A photo found in the collection of photos which were in the Library’s collection before a distinct, documented History Center collection was started in 1997 has multiple mysteries. The photo has penciled on the back the names of some of the soldiers but no key to which soldier is which: John Kutni; Westle Beck; Anton Johnson: Edward Engledow; Al Ostrom; Baumgarten (no first name listed). So one mystery: who is who? The librarian is identified as Ms. Irma Rayne.
In addition to the original photograph, a newspaper clipping that ran this photo with the caption above was in the library’s file. Someone typed on the top of the clipping that it was from the October 2, 1941 Bossier Tribune.
A reprint of the photo in the Shreveport Times for the library’s 25th anniversary says the maneuvers are the “state maneuvers prior to WWII” – undoubtedly referring to the famed “Louisiana Maneuvers” (see Ms. Pam’s History Lesson).
Unfortunately in the History Center’s collection we don’t have any record of the maneuvers in Bossier besides the photo identified in our collection as “Maneuvers at Benton, 1941” shown in the “History Lesson” at right. We do know that Barksdale hosted maneuvers and that the final battle of the 1941 Louisiana Maneuvers was the “Battle of Shreveport.” So where exactly were these soldiers arriving from night after night? Were they camped somewhere in the woods of Bossier Parish? Were locals sneaking them fresh water or selling them homemade bread as documented in the Alexandria area?
Another mystery – the original photo in our collection has handwritten on the back in cursive ink, “Return to Elizabeth Williams, Librarian” and the library address. Jotted in pencil is “Bossier Section” plus editorial placement marks and “Journal Star.” From searching LSU’s Louisiana Newspaper Project, there has not been a Louisiana paper with this name. Did another state’s newspaper run a story about Bossier and/or the Louisiana Maneuvers? And why make special mention of Bossier and include this picture – is it the hometown paper of one of the soldiers in the photo? If anyone has memories or heard stories of the maneuvers in Bossier or Barksdale please let us know!

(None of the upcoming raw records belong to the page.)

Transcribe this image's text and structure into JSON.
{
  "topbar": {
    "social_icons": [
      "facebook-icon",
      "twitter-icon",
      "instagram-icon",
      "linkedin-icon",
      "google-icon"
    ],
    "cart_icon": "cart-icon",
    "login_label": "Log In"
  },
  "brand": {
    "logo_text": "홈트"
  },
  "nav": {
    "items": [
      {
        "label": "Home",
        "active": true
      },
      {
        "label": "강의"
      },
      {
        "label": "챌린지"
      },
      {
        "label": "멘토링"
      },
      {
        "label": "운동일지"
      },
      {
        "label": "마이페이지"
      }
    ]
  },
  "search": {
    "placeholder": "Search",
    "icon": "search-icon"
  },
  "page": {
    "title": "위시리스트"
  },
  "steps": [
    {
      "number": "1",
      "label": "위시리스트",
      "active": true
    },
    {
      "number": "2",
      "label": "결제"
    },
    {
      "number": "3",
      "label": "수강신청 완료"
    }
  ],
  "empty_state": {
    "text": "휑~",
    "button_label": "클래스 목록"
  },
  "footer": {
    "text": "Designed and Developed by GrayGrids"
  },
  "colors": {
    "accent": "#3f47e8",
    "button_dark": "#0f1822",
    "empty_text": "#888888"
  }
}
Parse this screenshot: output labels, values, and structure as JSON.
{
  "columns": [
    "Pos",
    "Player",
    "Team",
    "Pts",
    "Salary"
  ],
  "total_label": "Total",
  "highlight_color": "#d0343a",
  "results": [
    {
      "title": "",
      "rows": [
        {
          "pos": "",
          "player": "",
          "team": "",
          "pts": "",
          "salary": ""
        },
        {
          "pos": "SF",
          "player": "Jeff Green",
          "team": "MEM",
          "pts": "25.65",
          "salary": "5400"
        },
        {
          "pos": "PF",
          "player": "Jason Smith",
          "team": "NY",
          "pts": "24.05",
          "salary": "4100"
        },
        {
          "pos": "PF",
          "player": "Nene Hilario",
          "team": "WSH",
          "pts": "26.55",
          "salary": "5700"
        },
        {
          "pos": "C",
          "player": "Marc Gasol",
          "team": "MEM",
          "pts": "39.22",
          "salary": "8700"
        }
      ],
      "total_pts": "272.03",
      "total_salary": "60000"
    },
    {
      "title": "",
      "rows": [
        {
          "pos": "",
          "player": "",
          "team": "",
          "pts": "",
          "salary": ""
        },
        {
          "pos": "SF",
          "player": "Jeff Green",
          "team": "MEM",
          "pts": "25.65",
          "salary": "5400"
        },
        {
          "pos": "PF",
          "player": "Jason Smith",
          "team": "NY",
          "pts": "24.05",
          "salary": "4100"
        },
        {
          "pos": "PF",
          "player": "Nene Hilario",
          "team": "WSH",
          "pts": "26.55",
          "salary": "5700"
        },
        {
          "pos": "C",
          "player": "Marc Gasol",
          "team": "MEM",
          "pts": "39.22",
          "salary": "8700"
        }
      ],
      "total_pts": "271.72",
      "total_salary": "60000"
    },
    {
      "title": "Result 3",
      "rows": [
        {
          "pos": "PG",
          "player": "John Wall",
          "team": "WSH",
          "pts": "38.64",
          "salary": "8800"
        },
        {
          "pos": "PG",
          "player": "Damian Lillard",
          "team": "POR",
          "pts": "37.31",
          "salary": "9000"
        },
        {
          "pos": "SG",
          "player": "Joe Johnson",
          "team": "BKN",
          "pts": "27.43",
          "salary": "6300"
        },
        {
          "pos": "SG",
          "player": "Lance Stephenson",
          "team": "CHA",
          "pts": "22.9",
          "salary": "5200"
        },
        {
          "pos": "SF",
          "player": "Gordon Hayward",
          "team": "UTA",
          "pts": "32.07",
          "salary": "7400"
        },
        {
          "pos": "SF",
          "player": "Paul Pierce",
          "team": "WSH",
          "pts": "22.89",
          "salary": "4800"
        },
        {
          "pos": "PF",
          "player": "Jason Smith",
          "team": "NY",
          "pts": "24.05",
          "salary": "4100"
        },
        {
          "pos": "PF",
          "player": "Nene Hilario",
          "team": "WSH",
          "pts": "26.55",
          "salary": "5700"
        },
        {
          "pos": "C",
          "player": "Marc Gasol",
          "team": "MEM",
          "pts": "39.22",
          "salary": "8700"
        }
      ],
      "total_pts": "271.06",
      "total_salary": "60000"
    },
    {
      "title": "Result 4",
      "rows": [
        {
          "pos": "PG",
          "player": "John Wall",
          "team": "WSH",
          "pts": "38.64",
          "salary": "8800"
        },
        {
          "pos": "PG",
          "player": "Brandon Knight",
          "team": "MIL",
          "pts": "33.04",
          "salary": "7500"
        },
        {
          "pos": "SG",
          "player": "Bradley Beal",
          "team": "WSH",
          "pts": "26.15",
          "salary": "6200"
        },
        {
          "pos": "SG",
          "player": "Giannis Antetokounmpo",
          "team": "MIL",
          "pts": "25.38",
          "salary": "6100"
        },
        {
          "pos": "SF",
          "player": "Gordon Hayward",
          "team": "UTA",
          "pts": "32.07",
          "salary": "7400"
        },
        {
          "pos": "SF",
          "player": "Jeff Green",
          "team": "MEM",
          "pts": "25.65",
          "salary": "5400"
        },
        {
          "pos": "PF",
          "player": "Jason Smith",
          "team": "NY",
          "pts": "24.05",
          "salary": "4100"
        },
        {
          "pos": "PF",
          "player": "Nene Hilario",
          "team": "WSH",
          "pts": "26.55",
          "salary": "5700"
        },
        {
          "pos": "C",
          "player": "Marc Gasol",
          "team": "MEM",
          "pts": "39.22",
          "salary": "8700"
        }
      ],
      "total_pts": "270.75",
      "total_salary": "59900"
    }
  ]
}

Contact Pam Carlisle at 318-746-7717 or firstname.lastname@example.org
MS. PAM’S HISTORY LESSON:
The Louisiana Maneuvers were large-scale training exercises beginning in 1939 including a mock ’war’ to prepare a young and inexperienced force for possible US entrance in the Second world war. The idea was for troops (and equipment, including newly designed tanks and aircraft) to be tested in actual primitive battle conditions. As General George Patton himself said, “If you could take these tanks through Louisiana, you could take them through hell.”
The 1941 Louisiana Maneuvers were the largest training exercises ever in US Army history – before and since– and were held with half a million men in a 30,000 square mile area in northwest and central Louisiana. “The Second Army” commanded by General Ben Lear was pitted against the “Third Army” commanded by Lieu. General Walter Krueger fought for control of navigation rights to the Mississippi River. There were even real casualties—61 men total killed in accidents. They tested new types of equipment, strategy, supply systems and the use of massive divisions and corps instead of customarily small units. The maneuvers also brought public attention and money to the area and resulted in the establishment of new training camps like Fort Polk and Camps Claiborne and Beauregard. The 1941 maneuvers ended with the “Battle of Shreveport” in September, 1941 then moved to the Carolinas, wrapping up only 9 days before Japan attacked Pearl Harbor Dec 7, 1941 and the U.S. entered the war the following day.
Ann Middleton is Director of the Bossier Parish Library Historical Center. She can be reached at (318) 746-7717 or by e-mail at email@example.com